I recall learning the War poets in English literature (O Level) in the 60s and it having an impact on me. My two great aunts lost a husband and fiancee to the war and never married/marries again. My grandfather died aged 50 as a result of war damage though some years later.

I think the issue with commemorating the war is that there are two opposing opinions who are 'warring' about the war!

Those who would like to promote a memory of 'glorious Britain' and a justified conflict and those who would prefer to promote the memory of those who died & the tragedy of war.

I agree with Grannyactivist that we should use the commemoration to teach children and young people about conflict resolution and also to promote organisations like the UN, Red Cross. Red Crescent etc. and all those organisations that work to bring peoples together after war.

We should never ignore the reasons why countries make the decision to fight because if we do how do we ever begin to learn to avoid those situations again. However sometimes the reasons countries go to war are ugly and not noble and sometimes that might apply to GB sad

goldengirl Tue 07-Jan-14 16:35:30

I would have been at primary school age when my dad's friend came round. He had a bayonet scar down the side of his face. Even at that tender age I realised what WW1 actually involved and Dad used to read me war poetry which I found incredibly moving - and still do.
I visited Fromelles about 3 years ago now where my Aussie grandad was wounded and some of the war graves in the area. Seeing those rows upon rows of headstones and standing for the ceremony at the Menin Gate I found incredibly moving. I've read a lot about WW1 - particularly about the 'ordinary' Tommy but seeing the aftermath for myself affected me deeply. The visit to Poperinghe where even teenagers were shot at dawn was very affecting.
I dread the politicians putting in their twopenn'orth. David Cameron's 'pained' face is so insincere.

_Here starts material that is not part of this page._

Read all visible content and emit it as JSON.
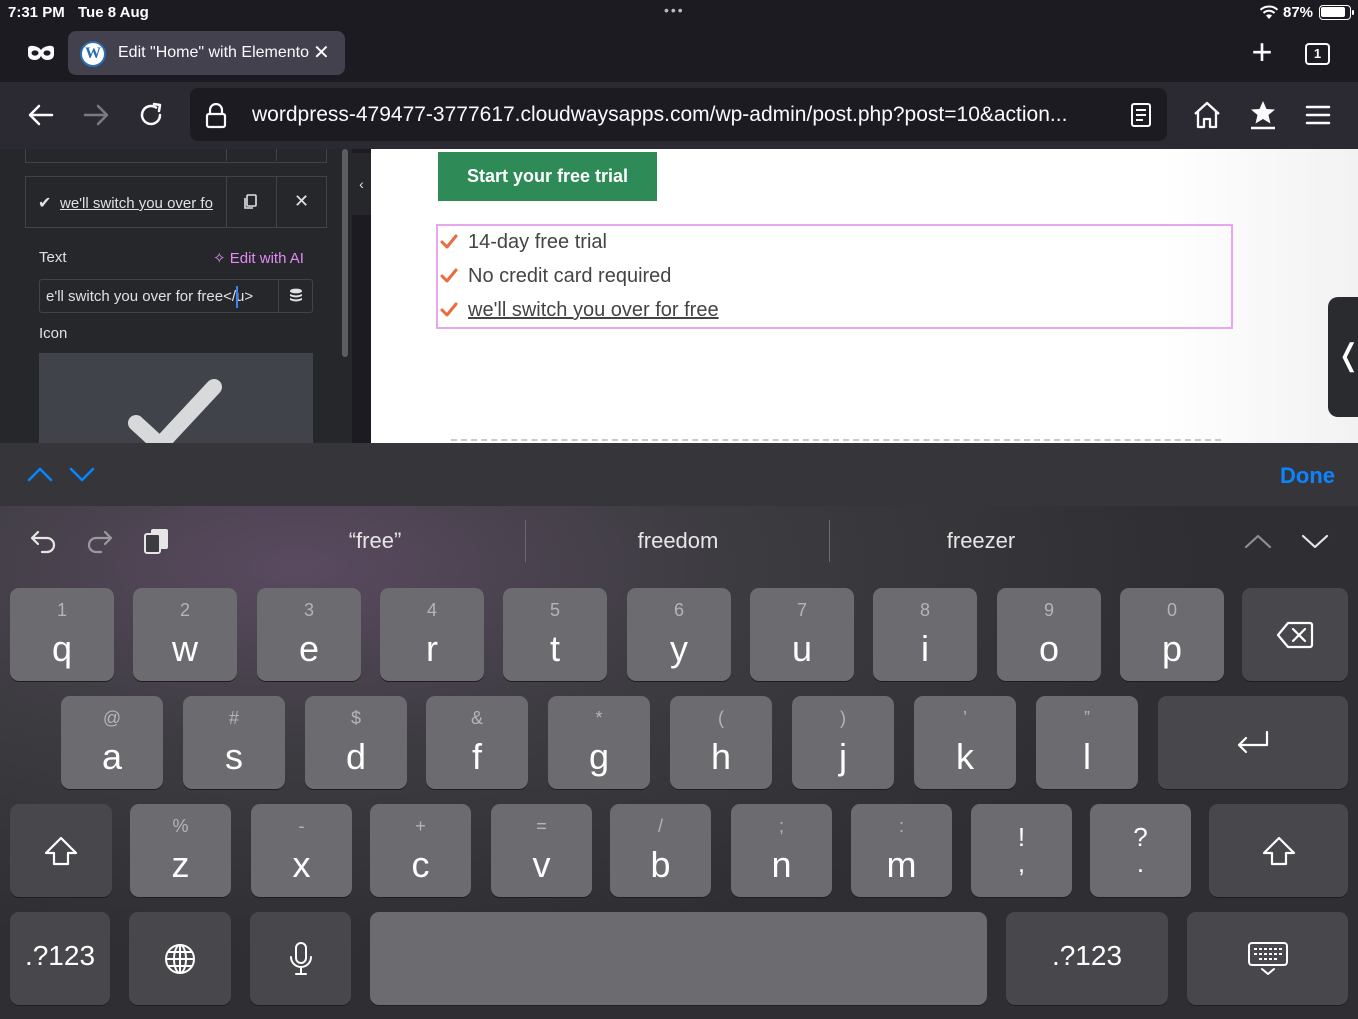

rosesarered Tue 07-Jan-14 17:38:12

Answering the original question ; I think it should be reflective, as others have suggested. So little is known of it by the young generation [45 and below] as to be almost ridiculous.We cannot now address this suddenly and forcefeed war docu on tv.In schools, for years there has only been the second world war taught in history, in fact almost nothing else!Also, as someone has said, nothing should be taught to primary age children.
In secondary schools, the bare facts about the causes of the first war should be taught before next year [bet they won't be] and the school library can display any books of fiction or non fiction that is suitable, that is about the Great War [to end all wars, that was a bitter laugh, wasn't it?]
Since there is nobody now alive that took an active part [soldiers] in that war, perhaps families who are able to talk to children about the part that their own Grandfather played could do so? There are also recordings from old soldiers, that are very moving.